As with all my model-data presentations, I suspect there will be complaints by the usual whiners.
That’s it for this post. Have fun in the comments and enjoy the rest of your day.
UPDATE REGARDING THE 14.0 DEG C ABSOLUTE TEMPERATURE FACTOR ADDED TO THE GISS ANOMALIES
There was no specific time period listed in the GISS FAQ link (here), or in the quote from it, presented earlier in the post, that I provided for the 14.0 deg C factor to be added to the GISS LOTI data to produce global temperatures in absolute form. (Thanks, blogger Dee at WUWT.) The 14.0 deg C factor used to be (past tense) listed at the bottom of the GISS LOTI data page and they were referenced to the period GISS uses for anomalies, 1951-1980. But the 14.0 deg C (57.2 deg F) factor is no longer listed on that GISS data page. GISS removed it for some reason. But archived versions of that webpage still exist (example here). There you’ll find:
Best estimate for absolute global mean for 1951-1980 is 14.0 deg-C or 57.2 deg-F, so add that to the temperature change if you want to use an absolute scale (this note applies to global annual means only, J-D and D-N !)
STANDARD CLOSING REQUEST

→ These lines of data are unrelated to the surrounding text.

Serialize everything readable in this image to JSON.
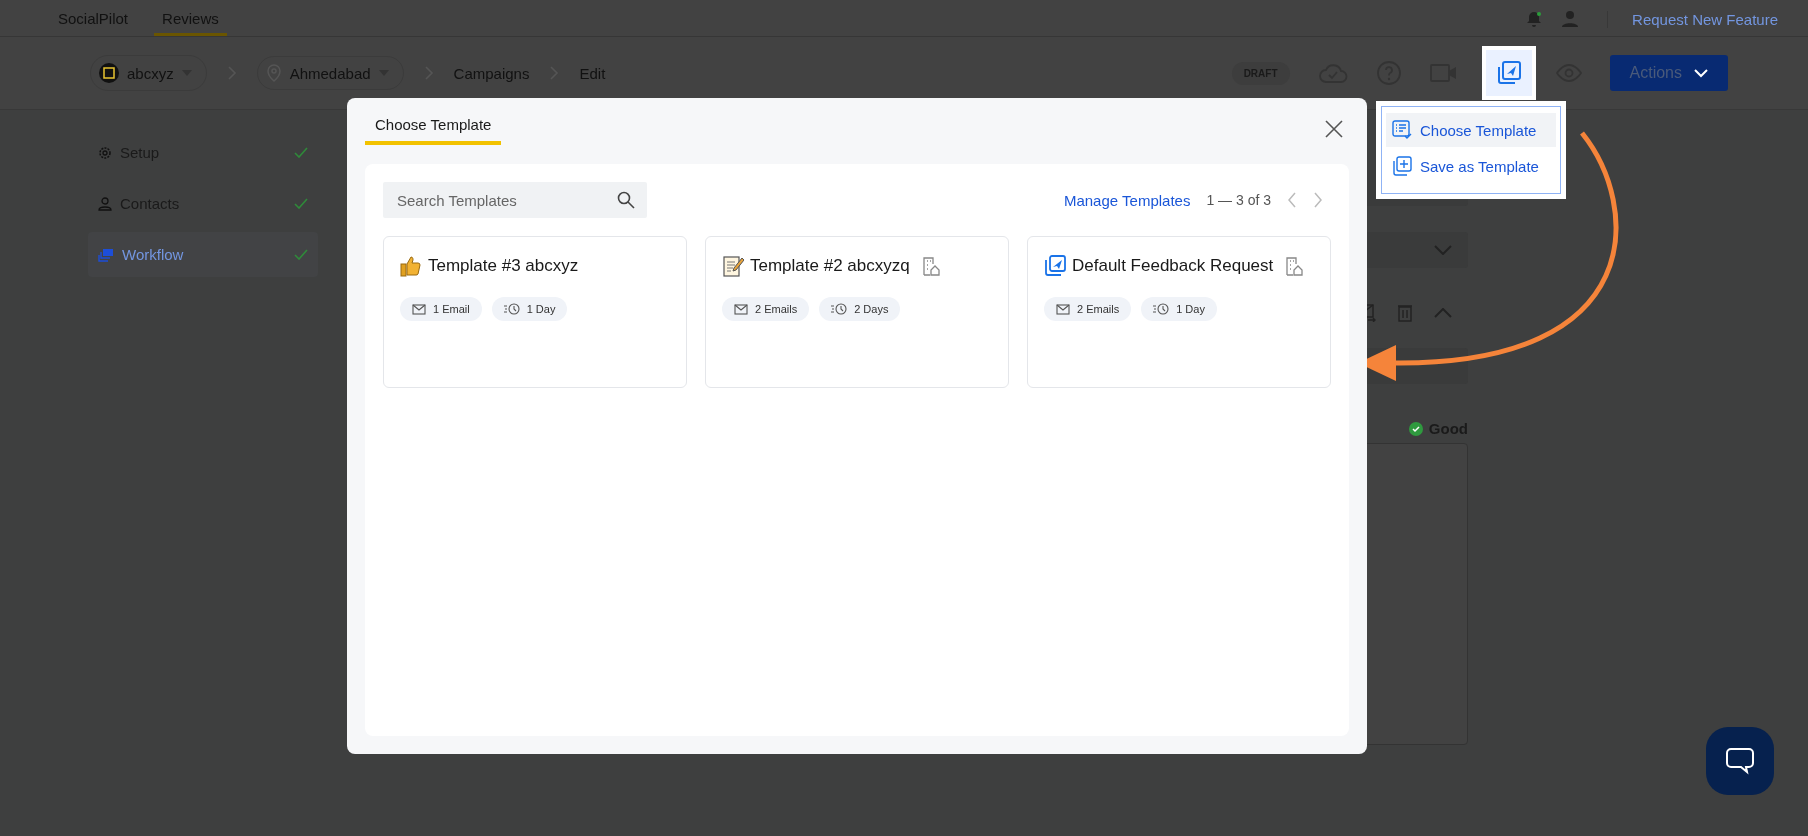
{
  "top_nav": {
    "tabs": [
      {
        "label": "SocialPilot",
        "selected": false
      },
      {
        "label": "Reviews",
        "selected": true
      }
    ],
    "link": "Request New Feature"
  },
  "breadcrumb": [
    {
      "kind": "account",
      "label": "abcxyz"
    },
    {
      "kind": "location",
      "label": "Ahmedabad"
    },
    {
      "kind": "text",
      "label": "Campaigns"
    },
    {
      "kind": "current",
      "label": "Edit"
    }
  ],
  "status_badge": "DRAFT",
  "actions_button": "Actions",
  "template_menu": [
    {
      "kind": "choose",
      "label": "Choose Template",
      "selected": true
    },
    {
      "kind": "save",
      "label": "Save as Template",
      "selected": false
    }
  ],
  "sidebar": [
    {
      "kind": "setup",
      "label": "Setup",
      "selected": false,
      "done": true
    },
    {
      "kind": "contacts",
      "label": "Contacts",
      "selected": false,
      "done": true
    },
    {
      "kind": "workflow",
      "label": "Workflow",
      "selected": true,
      "done": true
    }
  ],
  "editor": {
    "quality": "Good"
  },
  "modal": {
    "tab": {
      "label": "Choose Template",
      "selected": true
    },
    "search": {
      "placeholder": "Search Templates"
    },
    "manage_link": "Manage Templates",
    "pagination": "1 — 3 of 3",
    "templates": [
      {
        "kind": "thumbs",
        "name": "Template #3 abcxyz",
        "shared": false,
        "emails": "1 Email",
        "delay": "1 Day"
      },
      {
        "kind": "memo",
        "name": "Template #2 abcxyzq",
        "shared": true,
        "emails": "2 Emails",
        "delay": "2 Days"
      },
      {
        "kind": "send",
        "name": "Default Feedback Request",
        "shared": true,
        "emails": "2 Emails",
        "delay": "1 Day"
      }
    ]
  }
}
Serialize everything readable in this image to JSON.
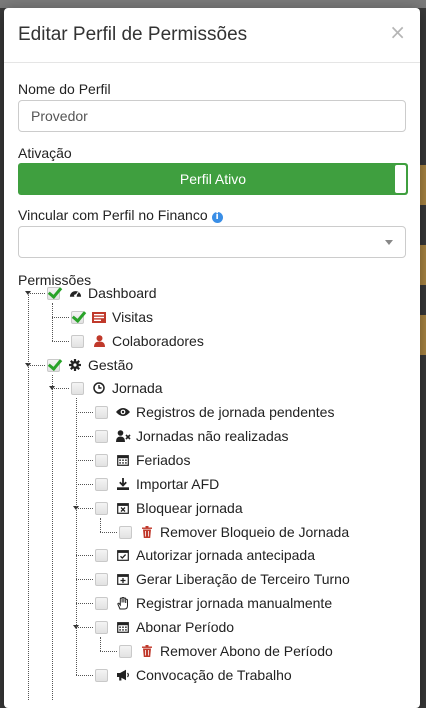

Please purchase my recently published ebooks. As many of you know, this year I published 2 ebooks that are available through Amazon in Kindle format:
- Dad, Why Are You A Global Warming Denier? (For an overview, the blog post that introduced it is here.)
- Dad, Is Climate Getting Worse in the United States? (See the blog post here for an overview.)
To those of you who have purchased them, thank you. To those of you who will purchase them, thank you, too.